* Task brief *
Which lines in the data below contain the word "circle"? Pull each of them out.

---------- Extracted information ----------

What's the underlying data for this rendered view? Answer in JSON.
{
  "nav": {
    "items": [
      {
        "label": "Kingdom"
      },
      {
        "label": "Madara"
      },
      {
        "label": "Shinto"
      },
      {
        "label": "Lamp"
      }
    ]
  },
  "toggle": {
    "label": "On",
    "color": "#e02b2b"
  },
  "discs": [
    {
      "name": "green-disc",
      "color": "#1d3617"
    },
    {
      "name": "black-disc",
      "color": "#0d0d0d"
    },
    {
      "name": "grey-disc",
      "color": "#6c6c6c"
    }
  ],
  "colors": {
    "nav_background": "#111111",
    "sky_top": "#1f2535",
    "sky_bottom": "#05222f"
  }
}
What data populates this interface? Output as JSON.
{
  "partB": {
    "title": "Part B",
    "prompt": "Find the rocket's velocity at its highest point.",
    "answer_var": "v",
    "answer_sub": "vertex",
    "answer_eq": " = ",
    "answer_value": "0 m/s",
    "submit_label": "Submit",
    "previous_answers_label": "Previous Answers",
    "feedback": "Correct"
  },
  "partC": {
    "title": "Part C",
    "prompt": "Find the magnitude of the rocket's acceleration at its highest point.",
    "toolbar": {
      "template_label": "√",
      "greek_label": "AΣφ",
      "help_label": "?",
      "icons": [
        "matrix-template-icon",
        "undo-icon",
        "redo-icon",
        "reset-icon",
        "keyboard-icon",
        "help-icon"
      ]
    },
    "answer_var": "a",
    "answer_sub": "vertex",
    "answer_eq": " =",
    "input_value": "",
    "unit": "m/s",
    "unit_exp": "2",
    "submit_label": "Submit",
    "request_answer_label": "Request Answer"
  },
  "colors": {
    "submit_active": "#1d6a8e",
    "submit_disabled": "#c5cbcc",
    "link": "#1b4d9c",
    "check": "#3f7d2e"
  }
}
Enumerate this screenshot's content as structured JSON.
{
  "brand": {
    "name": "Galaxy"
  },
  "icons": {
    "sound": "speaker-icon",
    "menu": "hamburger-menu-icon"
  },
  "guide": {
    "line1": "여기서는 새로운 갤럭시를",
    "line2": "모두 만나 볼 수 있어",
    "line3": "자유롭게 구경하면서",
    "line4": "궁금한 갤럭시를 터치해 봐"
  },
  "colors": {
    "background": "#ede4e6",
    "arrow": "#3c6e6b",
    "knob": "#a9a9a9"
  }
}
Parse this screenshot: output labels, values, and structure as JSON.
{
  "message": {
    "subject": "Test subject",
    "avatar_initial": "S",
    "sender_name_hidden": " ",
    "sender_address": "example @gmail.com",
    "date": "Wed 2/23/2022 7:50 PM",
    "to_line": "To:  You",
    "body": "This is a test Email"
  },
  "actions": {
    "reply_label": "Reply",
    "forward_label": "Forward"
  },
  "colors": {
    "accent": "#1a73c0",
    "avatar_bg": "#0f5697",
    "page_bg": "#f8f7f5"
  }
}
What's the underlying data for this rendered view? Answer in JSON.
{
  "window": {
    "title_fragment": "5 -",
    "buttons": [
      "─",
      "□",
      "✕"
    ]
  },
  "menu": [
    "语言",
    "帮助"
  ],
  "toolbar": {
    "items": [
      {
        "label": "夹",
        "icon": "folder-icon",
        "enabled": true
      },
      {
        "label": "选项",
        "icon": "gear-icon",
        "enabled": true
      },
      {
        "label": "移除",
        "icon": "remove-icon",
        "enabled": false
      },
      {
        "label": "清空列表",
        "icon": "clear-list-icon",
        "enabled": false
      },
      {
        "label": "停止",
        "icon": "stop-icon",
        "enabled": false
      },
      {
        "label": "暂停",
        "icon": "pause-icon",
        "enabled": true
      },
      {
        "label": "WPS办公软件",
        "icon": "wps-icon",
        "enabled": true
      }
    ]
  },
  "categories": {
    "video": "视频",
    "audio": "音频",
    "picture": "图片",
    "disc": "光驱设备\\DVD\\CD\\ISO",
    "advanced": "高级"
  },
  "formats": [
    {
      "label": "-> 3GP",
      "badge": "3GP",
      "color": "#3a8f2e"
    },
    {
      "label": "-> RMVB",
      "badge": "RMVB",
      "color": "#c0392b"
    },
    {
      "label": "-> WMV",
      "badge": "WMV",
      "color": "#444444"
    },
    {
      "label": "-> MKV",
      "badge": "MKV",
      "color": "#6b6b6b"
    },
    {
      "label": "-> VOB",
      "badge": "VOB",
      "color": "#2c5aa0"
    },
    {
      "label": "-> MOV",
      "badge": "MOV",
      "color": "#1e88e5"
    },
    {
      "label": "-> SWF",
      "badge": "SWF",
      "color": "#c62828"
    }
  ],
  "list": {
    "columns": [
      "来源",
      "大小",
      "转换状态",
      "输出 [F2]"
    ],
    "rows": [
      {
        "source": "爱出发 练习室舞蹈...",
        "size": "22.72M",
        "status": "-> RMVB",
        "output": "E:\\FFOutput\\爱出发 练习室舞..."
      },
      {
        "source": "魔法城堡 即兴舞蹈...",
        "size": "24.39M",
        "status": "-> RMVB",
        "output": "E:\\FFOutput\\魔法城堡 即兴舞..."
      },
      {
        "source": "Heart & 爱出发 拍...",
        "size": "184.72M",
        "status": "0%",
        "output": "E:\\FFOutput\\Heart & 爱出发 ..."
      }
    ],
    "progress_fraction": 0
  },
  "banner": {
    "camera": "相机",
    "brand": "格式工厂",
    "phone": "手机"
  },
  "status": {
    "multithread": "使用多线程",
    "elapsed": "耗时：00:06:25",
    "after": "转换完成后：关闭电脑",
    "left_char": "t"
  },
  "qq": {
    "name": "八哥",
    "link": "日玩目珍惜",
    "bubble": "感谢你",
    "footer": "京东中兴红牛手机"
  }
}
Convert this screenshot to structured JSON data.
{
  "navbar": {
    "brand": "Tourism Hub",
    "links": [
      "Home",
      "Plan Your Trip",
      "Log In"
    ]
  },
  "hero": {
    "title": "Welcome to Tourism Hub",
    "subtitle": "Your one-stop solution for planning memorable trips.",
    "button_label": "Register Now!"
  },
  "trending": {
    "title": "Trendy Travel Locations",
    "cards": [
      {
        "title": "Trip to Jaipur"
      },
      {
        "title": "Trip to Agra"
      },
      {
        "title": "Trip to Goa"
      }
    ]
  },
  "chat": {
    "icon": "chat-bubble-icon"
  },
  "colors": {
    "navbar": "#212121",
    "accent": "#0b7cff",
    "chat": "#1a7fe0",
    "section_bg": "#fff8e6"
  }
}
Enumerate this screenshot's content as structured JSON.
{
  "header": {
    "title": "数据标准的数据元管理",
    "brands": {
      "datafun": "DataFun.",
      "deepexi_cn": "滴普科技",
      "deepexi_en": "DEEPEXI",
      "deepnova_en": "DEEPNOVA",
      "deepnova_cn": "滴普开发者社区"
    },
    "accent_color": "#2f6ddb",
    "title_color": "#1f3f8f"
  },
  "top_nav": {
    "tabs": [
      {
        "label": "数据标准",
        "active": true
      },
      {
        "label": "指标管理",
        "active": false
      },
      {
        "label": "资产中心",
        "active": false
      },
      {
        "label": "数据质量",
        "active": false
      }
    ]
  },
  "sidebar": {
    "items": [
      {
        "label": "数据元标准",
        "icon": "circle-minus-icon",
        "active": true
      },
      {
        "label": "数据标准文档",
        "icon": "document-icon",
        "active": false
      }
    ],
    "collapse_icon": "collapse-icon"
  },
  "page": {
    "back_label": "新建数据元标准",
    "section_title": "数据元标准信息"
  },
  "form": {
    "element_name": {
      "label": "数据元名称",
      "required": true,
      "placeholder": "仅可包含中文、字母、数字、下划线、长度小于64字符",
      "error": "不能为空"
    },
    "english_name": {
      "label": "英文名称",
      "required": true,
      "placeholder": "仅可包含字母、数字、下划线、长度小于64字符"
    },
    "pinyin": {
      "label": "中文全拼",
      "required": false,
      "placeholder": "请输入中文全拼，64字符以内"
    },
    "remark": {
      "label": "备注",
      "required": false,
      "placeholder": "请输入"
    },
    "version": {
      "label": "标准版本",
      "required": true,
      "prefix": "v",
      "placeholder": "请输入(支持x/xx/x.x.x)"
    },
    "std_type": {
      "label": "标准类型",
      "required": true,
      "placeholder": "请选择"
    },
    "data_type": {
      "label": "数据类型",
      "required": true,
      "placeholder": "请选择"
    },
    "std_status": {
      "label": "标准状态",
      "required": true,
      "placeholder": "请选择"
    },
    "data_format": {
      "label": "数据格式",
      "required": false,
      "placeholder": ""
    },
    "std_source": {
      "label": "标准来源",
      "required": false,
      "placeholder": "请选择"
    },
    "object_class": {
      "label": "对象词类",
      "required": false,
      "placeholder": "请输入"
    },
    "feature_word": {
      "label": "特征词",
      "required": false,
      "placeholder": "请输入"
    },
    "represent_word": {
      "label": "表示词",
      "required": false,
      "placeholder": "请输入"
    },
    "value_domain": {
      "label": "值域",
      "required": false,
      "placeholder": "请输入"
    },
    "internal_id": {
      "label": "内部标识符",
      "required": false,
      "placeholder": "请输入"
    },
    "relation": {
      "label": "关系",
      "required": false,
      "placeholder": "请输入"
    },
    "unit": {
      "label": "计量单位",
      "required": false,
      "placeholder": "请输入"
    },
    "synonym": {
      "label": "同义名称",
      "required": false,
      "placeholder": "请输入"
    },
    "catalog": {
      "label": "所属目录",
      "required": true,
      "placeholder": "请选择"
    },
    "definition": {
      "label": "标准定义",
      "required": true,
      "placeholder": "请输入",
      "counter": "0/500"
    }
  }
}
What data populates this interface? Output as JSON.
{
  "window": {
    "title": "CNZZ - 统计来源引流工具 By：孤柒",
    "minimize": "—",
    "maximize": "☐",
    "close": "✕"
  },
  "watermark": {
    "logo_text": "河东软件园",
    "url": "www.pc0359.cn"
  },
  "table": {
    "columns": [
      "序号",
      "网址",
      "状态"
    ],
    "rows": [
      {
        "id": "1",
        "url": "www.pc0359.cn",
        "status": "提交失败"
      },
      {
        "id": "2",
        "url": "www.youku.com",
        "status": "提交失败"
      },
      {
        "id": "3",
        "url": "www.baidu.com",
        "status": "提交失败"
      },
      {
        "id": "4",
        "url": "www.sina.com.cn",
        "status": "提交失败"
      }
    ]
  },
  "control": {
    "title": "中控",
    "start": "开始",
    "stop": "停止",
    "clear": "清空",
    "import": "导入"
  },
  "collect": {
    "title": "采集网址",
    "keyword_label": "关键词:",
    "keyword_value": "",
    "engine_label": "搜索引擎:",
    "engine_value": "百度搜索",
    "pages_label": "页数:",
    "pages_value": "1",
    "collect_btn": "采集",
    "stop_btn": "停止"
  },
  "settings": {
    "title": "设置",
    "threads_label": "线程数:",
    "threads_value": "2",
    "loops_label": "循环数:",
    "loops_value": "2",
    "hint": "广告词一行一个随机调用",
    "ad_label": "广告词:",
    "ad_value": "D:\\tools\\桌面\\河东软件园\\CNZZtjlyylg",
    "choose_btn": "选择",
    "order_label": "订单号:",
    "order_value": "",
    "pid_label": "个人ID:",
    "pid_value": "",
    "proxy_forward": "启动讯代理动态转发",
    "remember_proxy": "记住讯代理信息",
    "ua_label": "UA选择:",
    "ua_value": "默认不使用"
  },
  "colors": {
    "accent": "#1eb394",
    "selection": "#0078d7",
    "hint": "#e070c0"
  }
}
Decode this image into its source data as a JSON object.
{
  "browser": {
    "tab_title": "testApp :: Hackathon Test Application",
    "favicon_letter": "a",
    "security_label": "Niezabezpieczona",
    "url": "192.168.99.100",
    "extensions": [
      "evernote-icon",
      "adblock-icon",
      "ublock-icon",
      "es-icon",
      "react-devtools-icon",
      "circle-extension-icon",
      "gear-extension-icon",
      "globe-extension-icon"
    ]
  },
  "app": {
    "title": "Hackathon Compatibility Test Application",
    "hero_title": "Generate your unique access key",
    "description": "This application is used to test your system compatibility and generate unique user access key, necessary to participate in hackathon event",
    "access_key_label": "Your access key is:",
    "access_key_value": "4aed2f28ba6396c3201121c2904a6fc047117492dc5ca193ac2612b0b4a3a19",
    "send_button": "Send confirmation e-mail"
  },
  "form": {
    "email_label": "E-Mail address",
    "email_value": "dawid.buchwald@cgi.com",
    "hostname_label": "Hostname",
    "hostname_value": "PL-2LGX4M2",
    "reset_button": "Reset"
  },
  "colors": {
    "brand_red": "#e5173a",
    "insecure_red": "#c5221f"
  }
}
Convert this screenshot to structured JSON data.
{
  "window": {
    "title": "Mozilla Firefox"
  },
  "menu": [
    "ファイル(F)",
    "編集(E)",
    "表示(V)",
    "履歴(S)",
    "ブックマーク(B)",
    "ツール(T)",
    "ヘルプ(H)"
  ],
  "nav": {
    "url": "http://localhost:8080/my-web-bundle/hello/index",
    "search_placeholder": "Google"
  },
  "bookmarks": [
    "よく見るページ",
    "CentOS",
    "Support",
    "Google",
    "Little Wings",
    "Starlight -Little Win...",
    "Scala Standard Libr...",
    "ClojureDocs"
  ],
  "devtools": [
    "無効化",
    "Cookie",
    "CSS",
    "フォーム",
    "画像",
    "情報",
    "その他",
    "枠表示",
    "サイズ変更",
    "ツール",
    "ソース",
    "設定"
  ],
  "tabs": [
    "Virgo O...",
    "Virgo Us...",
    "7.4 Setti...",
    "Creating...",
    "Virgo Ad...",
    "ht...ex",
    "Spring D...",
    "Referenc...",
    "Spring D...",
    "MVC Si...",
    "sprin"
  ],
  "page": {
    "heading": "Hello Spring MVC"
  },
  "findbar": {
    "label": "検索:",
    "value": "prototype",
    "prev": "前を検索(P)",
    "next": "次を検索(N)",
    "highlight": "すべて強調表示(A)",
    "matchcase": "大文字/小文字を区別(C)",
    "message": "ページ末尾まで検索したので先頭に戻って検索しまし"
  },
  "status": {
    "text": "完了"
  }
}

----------

* Task result *
        "icon": "circle-minus-icon",
      "circle-extension-icon",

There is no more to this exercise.